    • Effective arts programs succeed when led by a team (3 or more) like-minded, entrepreneurial individuals.   Nobody likes to ‘go it alone’. With 2 people, you have a buddy, but with 3, you have a quorum. But it’s not just about the # of people. It’s about having a team that can really affect change throughout the school or community organization within which you are working. At a school, a power team would be the music teacher, a classroom teacher, and the principal. Or a music teacher, a curriculum specialist, and a classroom teacher. You get the idea. It’s about creating a Leadership Team and going from there.



With the encouragement and guidance of Leslie Wu Foley, MusicLaunch was founded in 2010 as an initiative of the Community Engagement program at New England Conservatory, in partnership with the Wang YMCA of Chinatown (Boston).  It was conceived as an innovative community-minded music education lab, where programs and curricula are driven by the dynamic, multi-faceted, and versatile faculty of NEC’s Continuing Ed Music-in-Education Certificate Program. It followed the YMCA’s commitment to “developing the potential of every child” with its open enrollment (no audition) policy and classes that encourage music literacy from the ground up, starting with parent/child music circles (ages 2-5). Small-group lessons in guitar, band instruments, and recorder are also offered.

In 2013, MusicLaunch found a new home at the Boston Chinatown Neighborhood Center (BCNC). MusicLaunch is committed to promoting social responsibility, critical thinking, and socio-emotional development.  While many arts organizations focus on free performances as their way of giving back, MusicLaunch instead puts experiential, hands-on learning and multi-level (sometimes, multi-generational) instruction at its core.
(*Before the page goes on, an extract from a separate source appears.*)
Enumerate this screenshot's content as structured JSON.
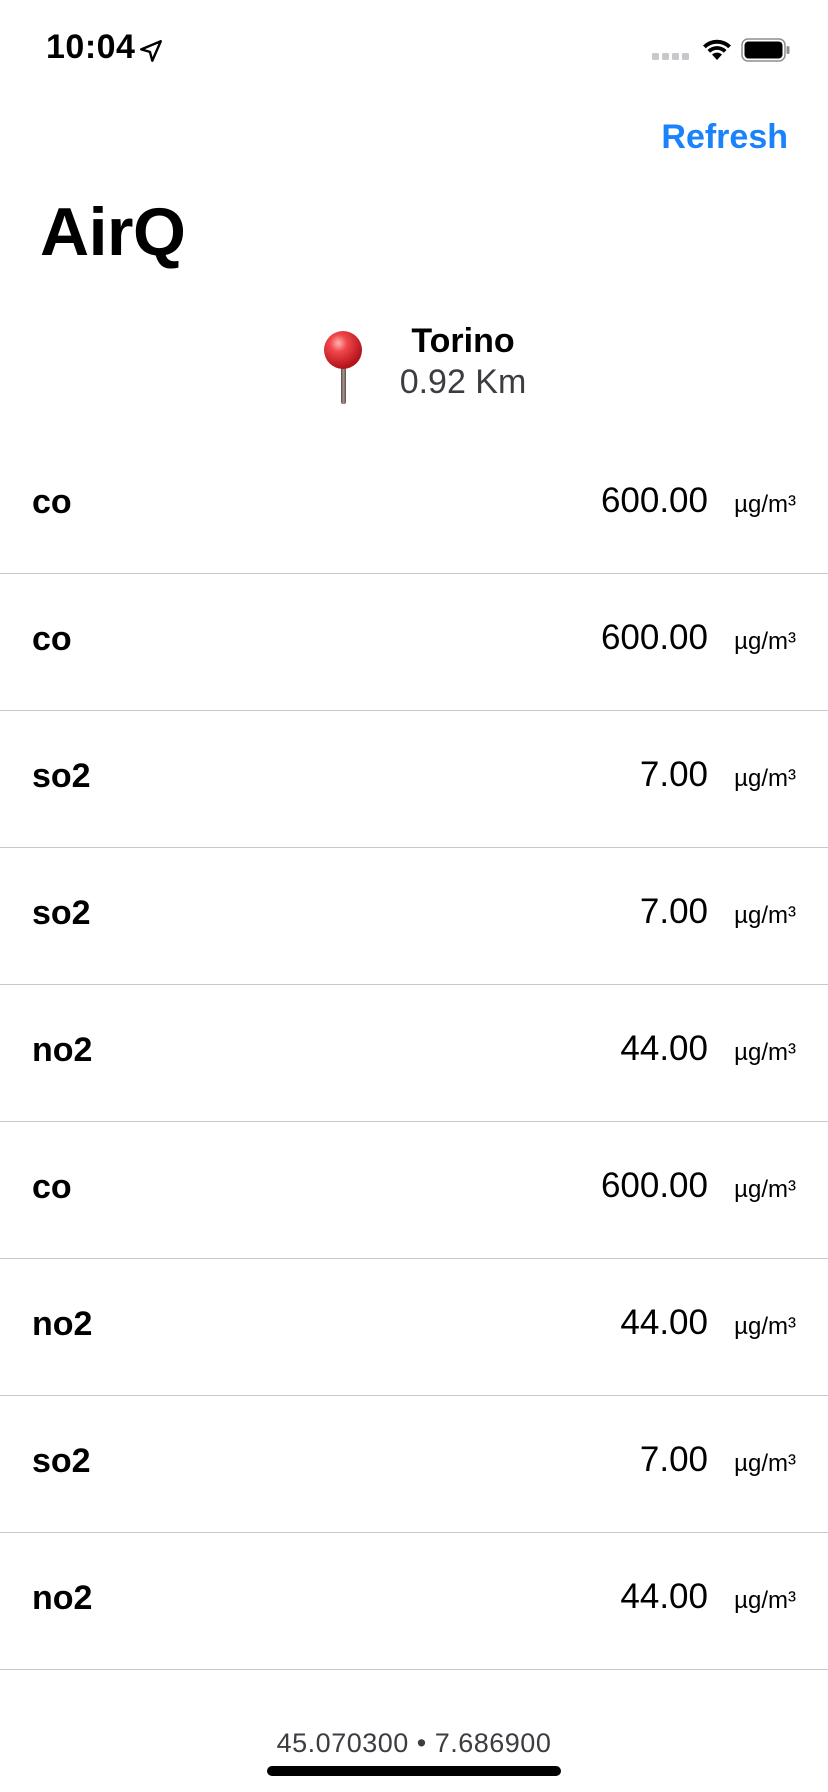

Youth are guided, mentored, and instructed by experienced teaching artists from NEC’s Continuing Ed faculty, as well as by adult intern volunteers from the MIE Certificate Program.